The p53 protein has not only important tumor suppressor activity but also additional immunological and other functions, whose nature and extent are just beginning to be recognized. In this article, we show that p53 has a novel inflammation-promoting action in the intestinal tract, because loss of p53 or the upstream activating kinase, ATM, protects against acute intestinal inflammation in murine models. Mechanistically, deficiency in p53 leads to increased survival of epithelial cells and lamina propria macrophages, higher IL-6 expression owing to enhanced glucose-dependent NF-kB activation, and increased mucosal STAT3 activation. Blockade or loss of IL-6 signaling reverses the protective effects of p53 deficiency. Conversely, IL-6 treatment protects against acute colitis in a manner dependent on STAT3 signaling and induction of cytoprotective factors in epithelial cells.

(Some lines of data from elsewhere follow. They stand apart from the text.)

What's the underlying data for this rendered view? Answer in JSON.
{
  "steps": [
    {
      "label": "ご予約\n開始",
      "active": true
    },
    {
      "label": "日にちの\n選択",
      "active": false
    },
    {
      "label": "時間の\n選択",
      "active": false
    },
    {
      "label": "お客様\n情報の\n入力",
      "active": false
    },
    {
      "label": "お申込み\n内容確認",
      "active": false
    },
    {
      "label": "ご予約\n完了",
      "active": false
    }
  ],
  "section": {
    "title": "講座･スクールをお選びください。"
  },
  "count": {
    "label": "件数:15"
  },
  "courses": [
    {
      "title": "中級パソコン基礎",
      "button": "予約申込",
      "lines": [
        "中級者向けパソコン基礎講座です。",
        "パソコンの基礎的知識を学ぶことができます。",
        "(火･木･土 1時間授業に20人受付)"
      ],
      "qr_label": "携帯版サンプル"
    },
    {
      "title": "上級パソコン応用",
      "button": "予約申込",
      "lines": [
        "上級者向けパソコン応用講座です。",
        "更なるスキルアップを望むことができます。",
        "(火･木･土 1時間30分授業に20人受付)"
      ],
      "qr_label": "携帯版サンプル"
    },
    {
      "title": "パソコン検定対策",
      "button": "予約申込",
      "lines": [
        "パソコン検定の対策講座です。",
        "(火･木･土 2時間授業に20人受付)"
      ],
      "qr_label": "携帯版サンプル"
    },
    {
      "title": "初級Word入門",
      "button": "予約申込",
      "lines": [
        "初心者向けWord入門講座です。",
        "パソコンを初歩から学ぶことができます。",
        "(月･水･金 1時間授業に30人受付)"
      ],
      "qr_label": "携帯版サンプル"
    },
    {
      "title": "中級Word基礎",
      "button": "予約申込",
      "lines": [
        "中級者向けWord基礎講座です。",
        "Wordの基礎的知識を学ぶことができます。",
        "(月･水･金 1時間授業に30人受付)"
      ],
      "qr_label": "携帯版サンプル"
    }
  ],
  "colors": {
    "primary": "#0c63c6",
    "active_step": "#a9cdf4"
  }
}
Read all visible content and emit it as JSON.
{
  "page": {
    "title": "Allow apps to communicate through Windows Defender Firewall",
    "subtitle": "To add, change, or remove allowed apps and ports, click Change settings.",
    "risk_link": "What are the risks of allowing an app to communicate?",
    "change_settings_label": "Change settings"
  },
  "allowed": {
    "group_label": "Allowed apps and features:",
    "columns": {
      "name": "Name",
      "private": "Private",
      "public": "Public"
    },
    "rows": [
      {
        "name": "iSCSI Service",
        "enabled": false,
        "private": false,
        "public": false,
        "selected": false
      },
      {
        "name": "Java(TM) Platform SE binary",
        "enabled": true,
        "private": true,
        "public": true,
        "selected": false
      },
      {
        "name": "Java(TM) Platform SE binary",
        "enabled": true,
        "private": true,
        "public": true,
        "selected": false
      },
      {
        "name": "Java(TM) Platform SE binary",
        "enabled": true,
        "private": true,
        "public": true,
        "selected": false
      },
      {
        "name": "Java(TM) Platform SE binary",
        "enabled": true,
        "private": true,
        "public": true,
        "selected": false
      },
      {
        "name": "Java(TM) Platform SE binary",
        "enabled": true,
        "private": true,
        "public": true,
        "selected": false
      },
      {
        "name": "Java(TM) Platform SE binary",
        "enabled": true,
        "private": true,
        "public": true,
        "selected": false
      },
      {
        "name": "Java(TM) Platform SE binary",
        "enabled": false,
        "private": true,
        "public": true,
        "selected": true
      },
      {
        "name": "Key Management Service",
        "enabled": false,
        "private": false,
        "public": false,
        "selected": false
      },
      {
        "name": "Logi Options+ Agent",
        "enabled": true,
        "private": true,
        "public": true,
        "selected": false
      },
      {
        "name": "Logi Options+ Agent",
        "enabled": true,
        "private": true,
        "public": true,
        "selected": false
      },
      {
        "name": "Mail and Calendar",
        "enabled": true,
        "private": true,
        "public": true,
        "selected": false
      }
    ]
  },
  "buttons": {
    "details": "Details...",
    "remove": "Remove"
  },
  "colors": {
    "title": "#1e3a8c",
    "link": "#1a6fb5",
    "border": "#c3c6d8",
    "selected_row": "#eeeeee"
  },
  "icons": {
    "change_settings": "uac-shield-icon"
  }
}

Together, these results indicate that p53 promotes inflammation in the intestinal tract through suppression of epithelium-protective factors, thus significantly expanding the spectrum of physiological and immunological p53 activities unrelated to cancer formation.
ASJC Scopus subject areas
- Immunology and Allergy